BEACON FALLS — With the recommendation of holding another town meeting, the Board of Finance put how to go about purchasing a fire truck back into the Board of Selectmen’s court.
The Board of Finance voted Tuesday night to recommend to the Board of Selectmen that another town meeting be held in order to vote on moving forward with buying a new quintuple combination pumper fire truck for Beacon Hose Company No. 1 without applying for a federal grant to help offset the costs.
In September, the town voted to authorize a $700,000 bond resolution to purchase the truck.
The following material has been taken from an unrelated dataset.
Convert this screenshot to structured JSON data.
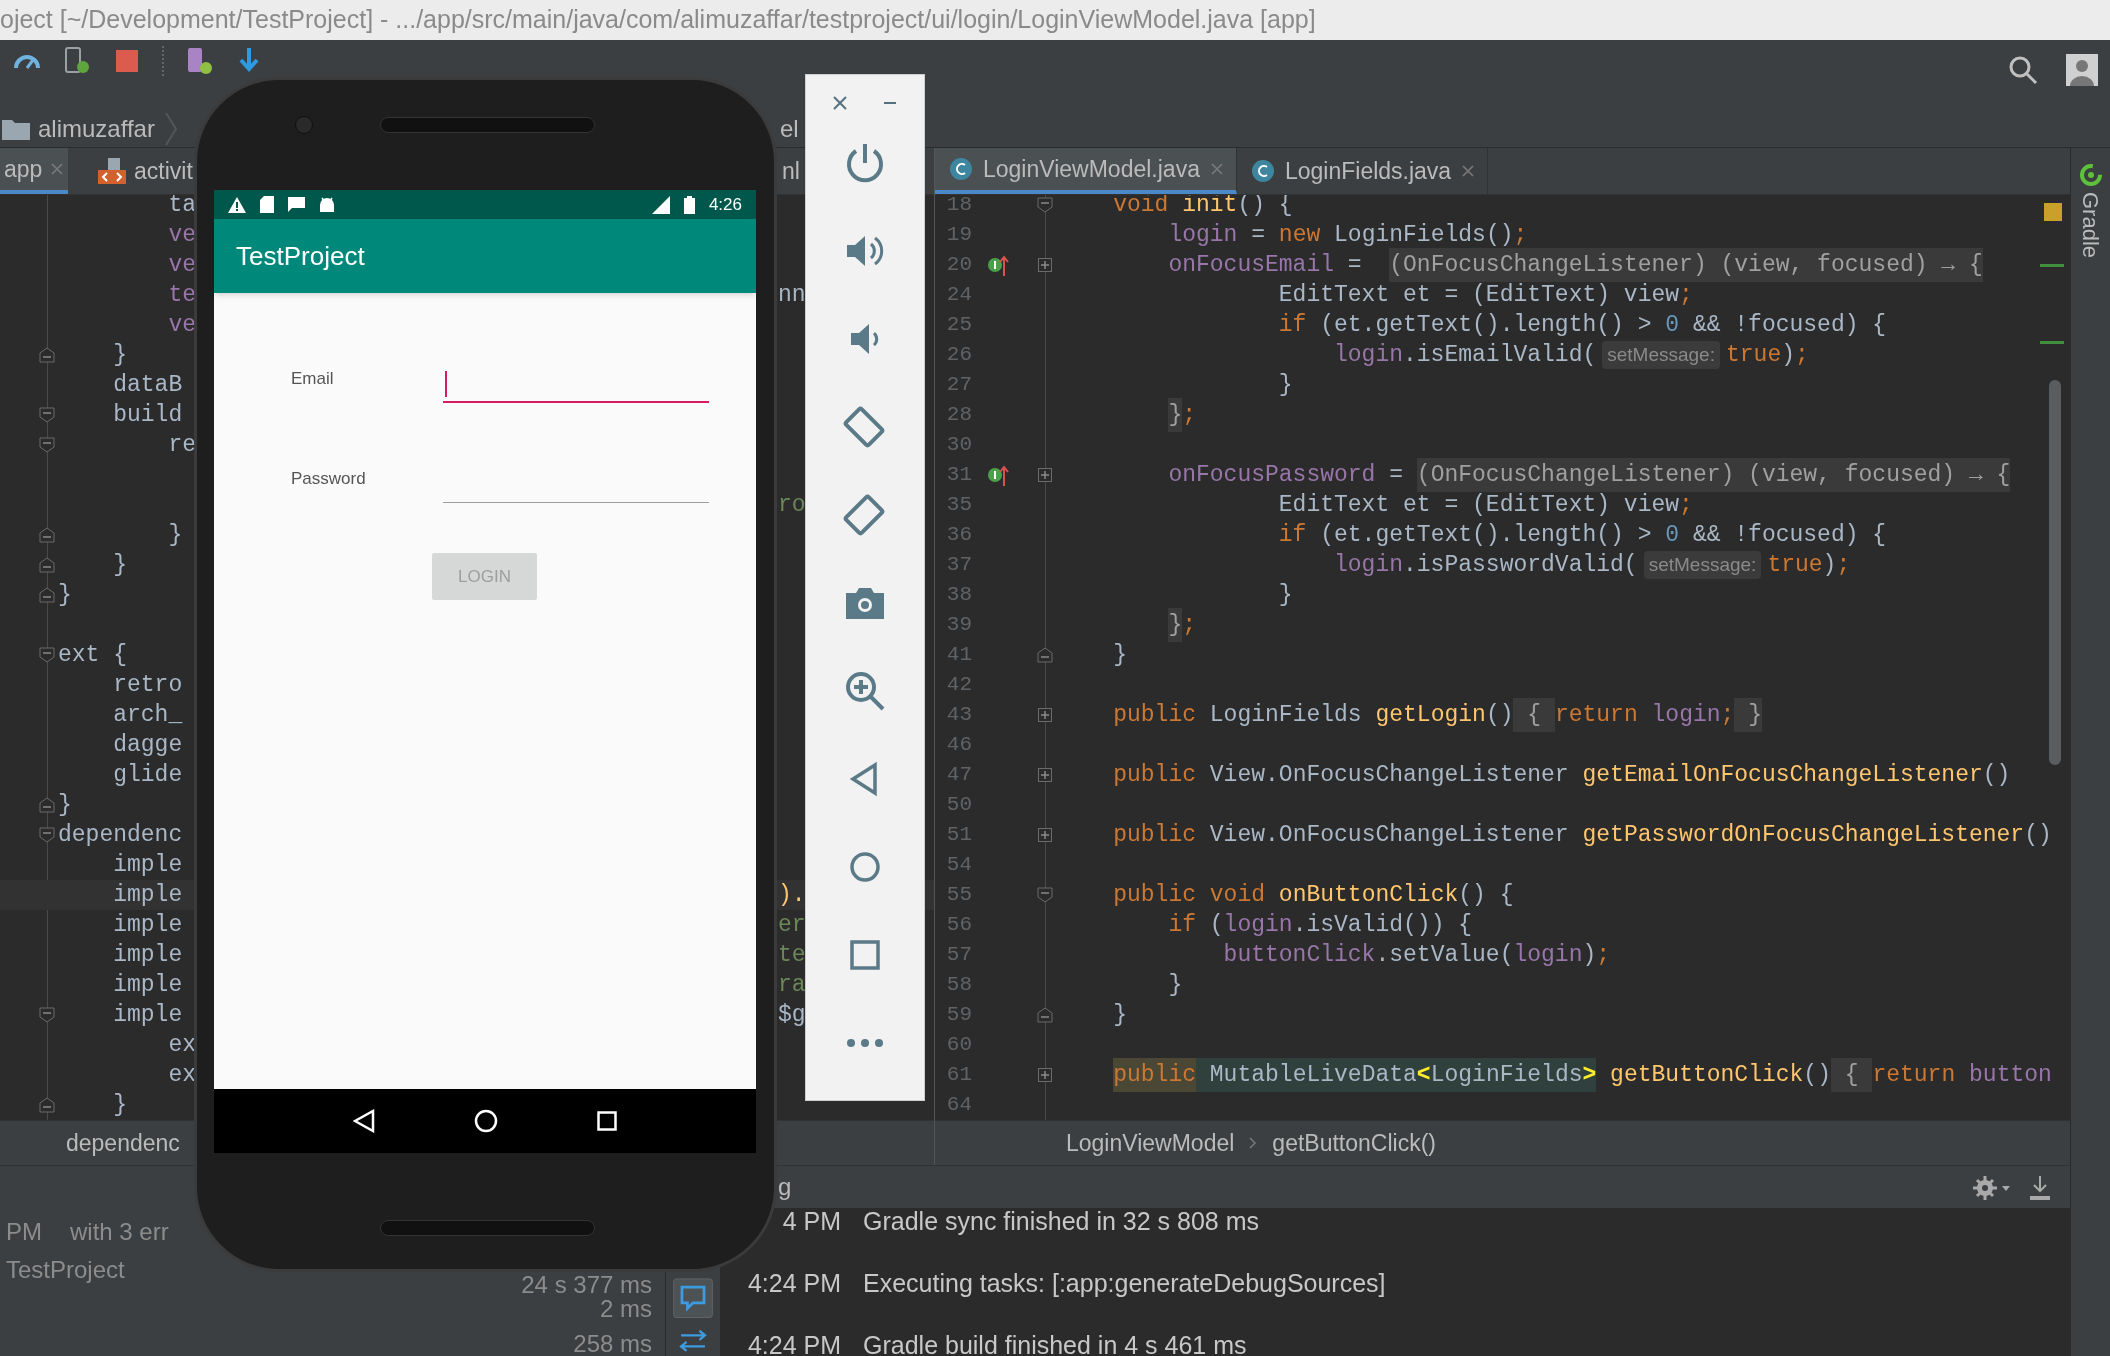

The resolution stipulated no money would be bonded for the truck before July 1, 2014 as the town applied for a grant from the Federal Emergency Management Agency Assistance to Firefighters Grant Program to help pay for it.
However, the town’s eligibility for the grant came under question due to the wording of the resolution.
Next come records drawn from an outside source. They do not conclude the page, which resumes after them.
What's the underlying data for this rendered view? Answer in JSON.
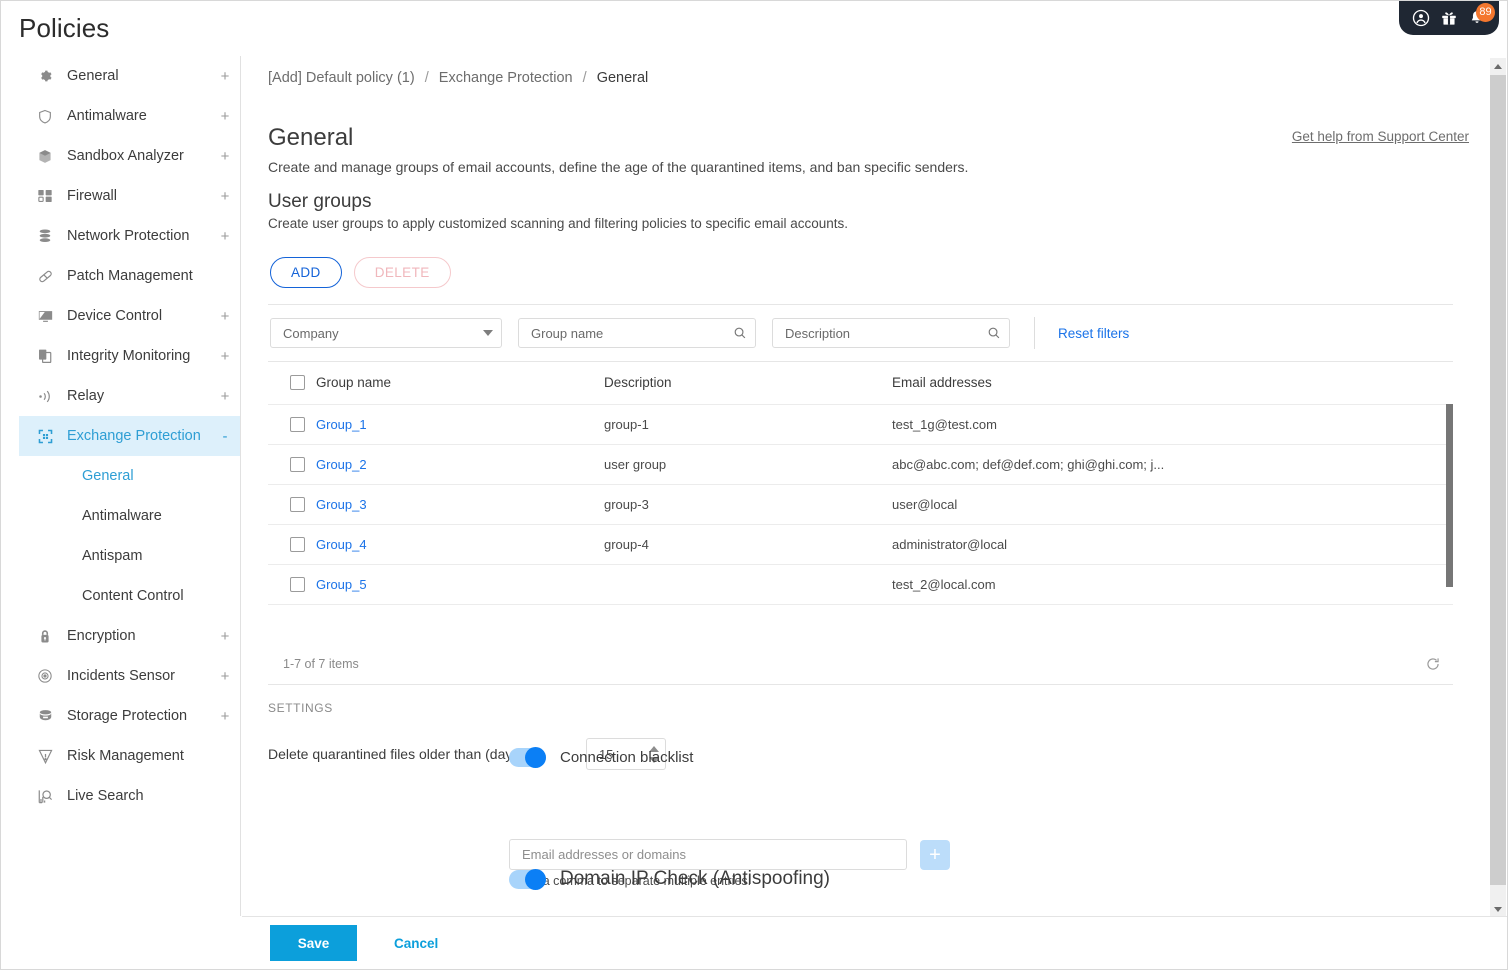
{
  "window": {
    "title": "Policies"
  },
  "topbar": {
    "icons": [
      {
        "name": "account-icon",
        "glyph": "user"
      },
      {
        "name": "gift-icon",
        "glyph": "gift"
      },
      {
        "name": "notifications-icon",
        "glyph": "bell"
      }
    ],
    "notification_count": "89",
    "bg_color": "#1f2733",
    "badge_color": "#f4772e"
  },
  "sidebar": {
    "items": [
      {
        "label": "General",
        "icon": "gear-icon",
        "expander": "+",
        "active": false
      },
      {
        "label": "Antimalware",
        "icon": "shield-icon",
        "expander": "+",
        "active": false
      },
      {
        "label": "Sandbox Analyzer",
        "icon": "cube-icon",
        "expander": "+",
        "active": false
      },
      {
        "label": "Firewall",
        "icon": "firewall-icon",
        "expander": "+",
        "active": false
      },
      {
        "label": "Network Protection",
        "icon": "stack-icon",
        "expander": "+",
        "active": false
      },
      {
        "label": "Patch Management",
        "icon": "patch-icon",
        "expander": "",
        "active": false
      },
      {
        "label": "Device Control",
        "icon": "monitor-icon",
        "expander": "+",
        "active": false
      },
      {
        "label": "Integrity Monitoring",
        "icon": "copy-icon",
        "expander": "+",
        "active": false
      },
      {
        "label": "Relay",
        "icon": "relay-icon",
        "expander": "+",
        "active": false
      },
      {
        "label": "Exchange Protection",
        "icon": "exchange-icon",
        "expander": "-",
        "active": true
      }
    ],
    "subitems": [
      {
        "label": "General",
        "active": true
      },
      {
        "label": "Antimalware",
        "active": false
      },
      {
        "label": "Antispam",
        "active": false
      },
      {
        "label": "Content Control",
        "active": false
      }
    ],
    "items_after": [
      {
        "label": "Encryption",
        "icon": "lock-icon",
        "expander": "+",
        "active": false
      },
      {
        "label": "Incidents Sensor",
        "icon": "target-icon",
        "expander": "+",
        "active": false
      },
      {
        "label": "Storage Protection",
        "icon": "storage-icon",
        "expander": "+",
        "active": false
      },
      {
        "label": "Risk Management",
        "icon": "risk-icon",
        "expander": "",
        "active": false
      },
      {
        "label": "Live Search",
        "icon": "search-chart-icon",
        "expander": "",
        "active": false
      }
    ],
    "active_color": "#2e9ed4",
    "active_bg": "#ddf0fb"
  },
  "breadcrumb": {
    "policy": "[Add] Default policy (1)",
    "section": "Exchange Protection",
    "page": "General",
    "separator": "/"
  },
  "main": {
    "support_link": "Get help from Support Center",
    "heading": "General",
    "heading_sub": "Create and manage groups of email accounts, define the age of the quarantined items, and ban specific senders.",
    "section_heading": "User groups",
    "section_sub": "Create user groups to apply customized scanning and filtering policies to specific email accounts.",
    "buttons": {
      "add": "ADD",
      "delete": "DELETE"
    },
    "filters": {
      "company_label": "Company",
      "group_name_placeholder": "Group name",
      "description_placeholder": "Description",
      "reset": "Reset filters"
    },
    "table": {
      "columns": [
        "Group name",
        "Description",
        "Email addresses"
      ],
      "rows": [
        {
          "name": "Group_1",
          "description": "group-1",
          "emails": "test_1g@test.com"
        },
        {
          "name": "Group_2",
          "description": "user group",
          "emails": "abc@abc.com; def@def.com; ghi@ghi.com; j..."
        },
        {
          "name": "Group_3",
          "description": "group-3",
          "emails": "user@local"
        },
        {
          "name": "Group_4",
          "description": "group-4",
          "emails": "administrator@local"
        },
        {
          "name": "Group_5",
          "description": "",
          "emails": "test_2@local.com"
        }
      ],
      "footer_count": "1-7 of 7 items",
      "refresh_icon": "refresh-icon"
    },
    "settings": {
      "label": "SETTINGS",
      "quarantine_label": "Delete quarantined files older than (days):",
      "quarantine_value": "15",
      "connection_blacklist_label": "Connection blacklist",
      "connection_blacklist_on": true,
      "blacklist_placeholder": "Email addresses or domains",
      "blacklist_add": "+",
      "blacklist_hint": "Use a comma to separate multiple entries.",
      "domain_ip_label": "Domain IP Check (Antispoofing)",
      "domain_ip_on": true
    }
  },
  "actions": {
    "save": "Save",
    "cancel": "Cancel",
    "save_color": "#0c9fdb"
  }
}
David Parr, a regional fire program specialist with the grant program, said in an email last fall to former Board of Finance Chairman Jim Huk that, in his mind, the town is ineligible for the grant since it has appropriated money for a new fire truck, but was holding off on spending the funds in hopes of getting the grant.
As the town tried to determine whether it was eligible, the town didn’t press forward with applying for the grant and missed the deadline to do so.
First Selectman Christopher Bielik said Tuesday he contacted the FEMA help desk in Washington D.C. and was told that once the deadline had passed on Dec. 4 there was nothing anyone could due to get the town an extension.
“Once the deadline window closes, that’s it for that particular year. So we are invited to participate again for 2014 when that window opens later this year,” Bielik said.
Bielik said he contacted Town Attorney Michael McVerry to inquire about how the town should move ahead since it had not actually applied for the grant, but the wording of the resolution stated it would.
Bielik said McVerry’s legal opinion is there’s no problem in moving forward with the purchase of the truck.
“Now it is up to us to decide at what time do we press go,” Bielik said.
Bielik suggested going ahead with bonding for the truck so it could be included as one of the items when the town refinances its bonds in March.
“If we believe that the town intends us to spend the $700,000 … for that fire truck even though we never got out of the gate with the FEMA grant for all those reasons, then we should press on with it and get it included in the bond issue that we’re going to do,” Bielik said.
Finance board Vice Chairman Jack Levine took issue with the legal opinion, saying he did not agree the town should move forward yet.
“I went back to the minutes of the meeting. I read the minutes, I read the comments, I read the resolution, and I know these are lawyers, but the resolution was pretty clear. It said that we had to apply for a FEMA grant. It may not come to pass, but we had to apply for the grant. Then, upon not getting it, on July 1, 2014 the town can move forward,” Levine said.
Following a fire in September that destroyed a house and injured one man, the town held a subsequent town meeting to vote on buying the truck without the grant.
Levine pointed to the result of that meeting.
“By a margin of almost two to one the residents said no. They said no,” Levine said.
Levine was concerned if the town simply went forward with the purchase of the fire truck now, residents would be upset and the purchase would be challenged.
Board of Finance member Brian Ploss agreed with Levine and echoed his statement about not moving forward with the purchase just yet.
“Based on the wording that we know was passed, I can not, in good faith, put in moving forward with this. I believe that we are still bound by the original wording,” Ploss said.